Extracted entries:
##########

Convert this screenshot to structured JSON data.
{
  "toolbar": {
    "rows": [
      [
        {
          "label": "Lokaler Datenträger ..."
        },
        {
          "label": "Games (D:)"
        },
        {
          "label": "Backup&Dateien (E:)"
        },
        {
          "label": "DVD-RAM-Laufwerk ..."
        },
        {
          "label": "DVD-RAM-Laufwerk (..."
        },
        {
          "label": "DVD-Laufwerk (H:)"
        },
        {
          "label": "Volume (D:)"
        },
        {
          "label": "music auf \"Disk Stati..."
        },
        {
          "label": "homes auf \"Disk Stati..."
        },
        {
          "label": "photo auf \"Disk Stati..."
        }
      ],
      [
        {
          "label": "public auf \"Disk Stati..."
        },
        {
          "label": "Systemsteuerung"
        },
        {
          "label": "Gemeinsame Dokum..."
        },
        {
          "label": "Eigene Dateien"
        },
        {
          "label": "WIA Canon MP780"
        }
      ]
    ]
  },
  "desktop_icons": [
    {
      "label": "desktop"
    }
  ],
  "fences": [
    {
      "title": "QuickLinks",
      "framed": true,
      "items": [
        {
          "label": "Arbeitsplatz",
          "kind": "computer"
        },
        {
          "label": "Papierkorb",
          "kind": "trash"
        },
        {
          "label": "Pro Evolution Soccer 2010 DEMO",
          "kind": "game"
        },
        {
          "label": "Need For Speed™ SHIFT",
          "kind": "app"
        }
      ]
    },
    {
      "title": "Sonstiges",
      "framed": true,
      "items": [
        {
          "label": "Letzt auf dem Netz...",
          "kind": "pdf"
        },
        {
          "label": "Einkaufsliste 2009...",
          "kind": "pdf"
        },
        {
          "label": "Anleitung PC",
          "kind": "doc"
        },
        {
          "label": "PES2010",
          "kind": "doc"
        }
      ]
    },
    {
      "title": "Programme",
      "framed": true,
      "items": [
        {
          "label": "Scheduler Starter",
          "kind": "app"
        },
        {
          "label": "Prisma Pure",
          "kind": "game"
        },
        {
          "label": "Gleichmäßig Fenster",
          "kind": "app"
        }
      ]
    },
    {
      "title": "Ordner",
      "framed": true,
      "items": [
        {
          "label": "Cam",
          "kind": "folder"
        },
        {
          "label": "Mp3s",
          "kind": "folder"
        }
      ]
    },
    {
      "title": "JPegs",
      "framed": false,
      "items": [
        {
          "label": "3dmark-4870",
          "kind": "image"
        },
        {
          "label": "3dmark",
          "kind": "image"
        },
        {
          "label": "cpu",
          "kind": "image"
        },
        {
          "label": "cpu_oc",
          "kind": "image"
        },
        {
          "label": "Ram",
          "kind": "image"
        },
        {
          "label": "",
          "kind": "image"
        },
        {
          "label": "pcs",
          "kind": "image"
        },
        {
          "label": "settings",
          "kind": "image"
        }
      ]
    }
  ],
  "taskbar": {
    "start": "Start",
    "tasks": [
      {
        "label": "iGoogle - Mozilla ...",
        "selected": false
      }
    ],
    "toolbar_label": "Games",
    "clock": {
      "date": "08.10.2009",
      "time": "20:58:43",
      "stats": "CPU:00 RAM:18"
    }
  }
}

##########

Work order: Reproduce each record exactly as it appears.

Task response:
Convert this screenshot to structured JSON data.
{
  "toolbar": {
    "rows": [
      [
        {
          "label": "Lokaler Datenträger ..."
        },
        {
          "label": "Games (D:)"
        },
        {
          "label": "Backup&Dateien (E:)"
        },
        {
          "label": "DVD-RAM-Laufwerk ..."
        },
        {
          "label": "DVD-RAM-Laufwerk (..."
        },
        {
          "label": "DVD-Laufwerk (H:)"
        },
        {
          "label": "Volume (D:)"
        },
        {
          "label": "music auf \"Disk Stati..."
        },
        {
          "label": "homes auf \"Disk Stati..."
        },
        {
          "label": "photo auf \"Disk Stati..."
        }
      ],
      [
        {
          "label": "public auf \"Disk Stati..."
        },
        {
          "label": "Systemsteuerung"
        },
        {
          "label": "Gemeinsame Dokum..."
        },
        {
          "label": "Eigene Dateien"
        },
        {
          "label": "WIA Canon MP780"
        }
      ]
    ]
  },
  "desktop_icons": [
    {
      "label": "desktop"
    }
  ],
  "fences": [
    {
      "title": "QuickLinks",
      "framed": true,
      "items": [
        {
          "label": "Arbeitsplatz",
          "kind": "computer"
        },
        {
          "label": "Papierkorb",
          "kind": "trash"
        },
        {
          "label": "Pro Evolution Soccer 2010 DEMO",
          "kind": "game"
        },
        {
          "label": "Need For Speed™ SHIFT",
          "kind": "app"
        }
      ]
    },
    {
      "title": "Sonstiges",
      "framed": true,
      "items": [
        {
          "label": "Letzt auf dem Netz...",
          "kind": "pdf"
        },
        {
          "label": "Einkaufsliste 2009...",
          "kind": "pdf"
        },
        {
          "label": "Anleitung PC",
          "kind": "doc"
        },
        {
          "label": "PES2010",
          "kind": "doc"
        }
      ]
    },
    {
      "title": "Programme",
      "framed": true,
      "items": [
        {
          "label": "Scheduler Starter",
          "kind": "app"
        },
        {
          "label": "Prisma Pure",
          "kind": "game"
        },
        {
          "label": "Gleichmäßig Fenster",
          "kind": "app"
        }
      ]
    },
    {
      "title": "Ordner",
      "framed": true,
      "items": [
        {
          "label": "Cam",
          "kind": "folder"
        },
        {
          "label": "Mp3s",
          "kind": "folder"
        }
      ]
    },
    {
      "title": "JPegs",
      "framed": false,
      "items": [
        {
          "label": "3dmark-4870",
          "kind": "image"
        },
        {
          "label": "3dmark",
          "kind": "image"
        },
        {
          "label": "cpu",
          "kind": "image"
        },
        {
          "label": "cpu_oc",
          "kind": "image"
        },
        {
          "label": "Ram",
          "kind": "image"
        },
        {
          "label": "",
          "kind": "image"
        },
        {
          "label": "pcs",
          "kind": "image"
        },
        {
          "label": "settings",
          "kind": "image"
        }
      ]
    }
  ],
  "taskbar": {
    "start": "Start",
    "tasks": [
      {
        "label": "iGoogle - Mozilla ...",
        "selected": false
      }
    ],
    "toolbar_label": "Games",
    "clock": {
      "date": "08.10.2009",
      "time": "20:58:43",
      "stats": "CPU:00 RAM:18"
    }
  }
}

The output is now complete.